▸ **Your instructions**
Word for word and without images, reproduce the listing that follows.

________________________

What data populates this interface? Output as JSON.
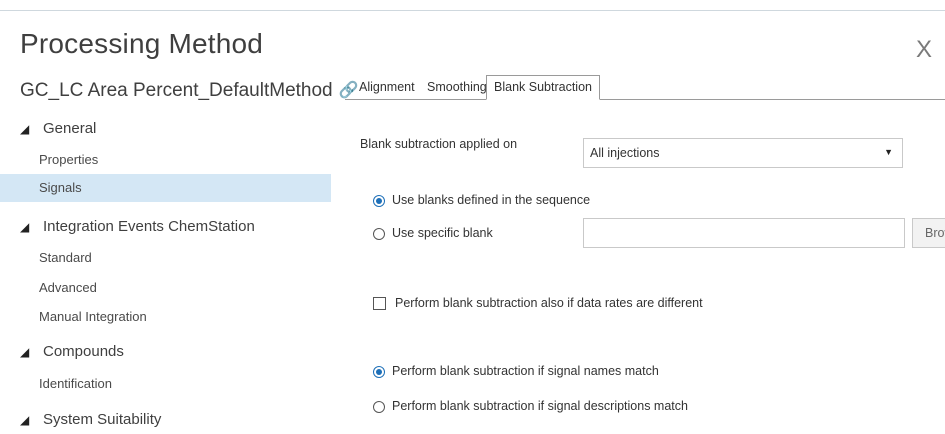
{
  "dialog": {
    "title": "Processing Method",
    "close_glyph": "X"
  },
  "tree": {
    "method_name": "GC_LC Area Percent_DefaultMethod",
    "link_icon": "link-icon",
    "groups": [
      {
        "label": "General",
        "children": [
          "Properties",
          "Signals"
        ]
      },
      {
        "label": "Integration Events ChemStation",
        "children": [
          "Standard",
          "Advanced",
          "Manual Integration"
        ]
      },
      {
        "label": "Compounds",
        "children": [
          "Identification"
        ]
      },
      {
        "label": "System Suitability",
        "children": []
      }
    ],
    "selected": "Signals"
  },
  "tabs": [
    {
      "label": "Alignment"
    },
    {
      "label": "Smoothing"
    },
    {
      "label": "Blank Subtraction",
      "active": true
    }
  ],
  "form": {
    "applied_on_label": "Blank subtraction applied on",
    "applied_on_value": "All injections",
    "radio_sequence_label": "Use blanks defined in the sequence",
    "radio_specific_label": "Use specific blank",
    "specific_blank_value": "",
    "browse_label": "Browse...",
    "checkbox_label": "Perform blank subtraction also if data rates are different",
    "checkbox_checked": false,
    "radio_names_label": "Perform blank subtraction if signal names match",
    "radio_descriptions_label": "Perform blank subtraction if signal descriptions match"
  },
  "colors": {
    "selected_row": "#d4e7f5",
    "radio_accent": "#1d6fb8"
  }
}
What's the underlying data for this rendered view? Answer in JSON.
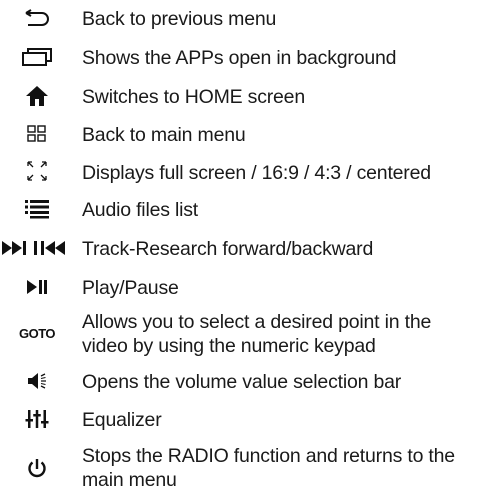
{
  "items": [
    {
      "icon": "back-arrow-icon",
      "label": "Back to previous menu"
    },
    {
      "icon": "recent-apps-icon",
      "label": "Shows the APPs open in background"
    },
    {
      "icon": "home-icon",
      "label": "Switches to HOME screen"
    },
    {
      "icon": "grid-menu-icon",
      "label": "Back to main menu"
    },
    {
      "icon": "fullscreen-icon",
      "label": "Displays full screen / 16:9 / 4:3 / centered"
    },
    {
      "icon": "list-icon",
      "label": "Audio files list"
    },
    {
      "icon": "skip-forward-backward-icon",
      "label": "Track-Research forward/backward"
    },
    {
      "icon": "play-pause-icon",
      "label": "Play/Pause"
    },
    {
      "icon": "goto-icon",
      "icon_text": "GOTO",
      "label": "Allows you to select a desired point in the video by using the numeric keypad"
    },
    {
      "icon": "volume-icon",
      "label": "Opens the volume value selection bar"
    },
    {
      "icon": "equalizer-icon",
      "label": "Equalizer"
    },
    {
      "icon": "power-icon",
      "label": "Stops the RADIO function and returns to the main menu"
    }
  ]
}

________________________

▸ **Exercise output**
What data populates this interface? Output as JSON.
{
  "dialog": {
    "title": "Processing Method",
    "close_glyph": "X"
  },
  "tree": {
    "method_name": "GC_LC Area Percent_DefaultMethod",
    "link_icon": "link-icon",
    "groups": [
      {
        "label": "General",
        "children": [
          "Properties",
          "Signals"
        ]
      },
      {
        "label": "Integration Events ChemStation",
        "children": [
          "Standard",
          "Advanced",
          "Manual Integration"
        ]
      },
      {
        "label": "Compounds",
        "children": [
          "Identification"
        ]
      },
      {
        "label": "System Suitability",
        "children": []
      }
    ],
    "selected": "Signals"
  },
  "tabs": [
    {
      "label": "Alignment"
    },
    {
      "label": "Smoothing"
    },
    {
      "label": "Blank Subtraction",
      "active": true
    }
  ],
  "form": {
    "applied_on_label": "Blank subtraction applied on",
    "applied_on_value": "All injections",
    "radio_sequence_label": "Use blanks defined in the sequence",
    "radio_specific_label": "Use specific blank",
    "specific_blank_value": "",
    "browse_label": "Browse...",
    "checkbox_label": "Perform blank subtraction also if data rates are different",
    "checkbox_checked": false,
    "radio_names_label": "Perform blank subtraction if signal names match",
    "radio_descriptions_label": "Perform blank subtraction if signal descriptions match"
  },
  "colors": {
    "selected_row": "#d4e7f5",
    "radio_accent": "#1d6fb8"
  }
}
What's the underlying data for this rendered view? Answer in JSON.
{
  "items": [
    {
      "icon": "back-arrow-icon",
      "label": "Back to previous menu"
    },
    {
      "icon": "recent-apps-icon",
      "label": "Shows the APPs open in background"
    },
    {
      "icon": "home-icon",
      "label": "Switches to HOME screen"
    },
    {
      "icon": "grid-menu-icon",
      "label": "Back to main menu"
    },
    {
      "icon": "fullscreen-icon",
      "label": "Displays full screen / 16:9 / 4:3 / centered"
    },
    {
      "icon": "list-icon",
      "label": "Audio files list"
    },
    {
      "icon": "skip-forward-backward-icon",
      "label": "Track-Research forward/backward"
    },
    {
      "icon": "play-pause-icon",
      "label": "Play/Pause"
    },
    {
      "icon": "goto-icon",
      "icon_text": "GOTO",
      "label": "Allows you to select a desired point in the video by using the numeric keypad"
    },
    {
      "icon": "volume-icon",
      "label": "Opens the volume value selection bar"
    },
    {
      "icon": "equalizer-icon",
      "label": "Equalizer"
    },
    {
      "icon": "power-icon",
      "label": "Stops the RADIO function and returns to the main menu"
    }
  ]
}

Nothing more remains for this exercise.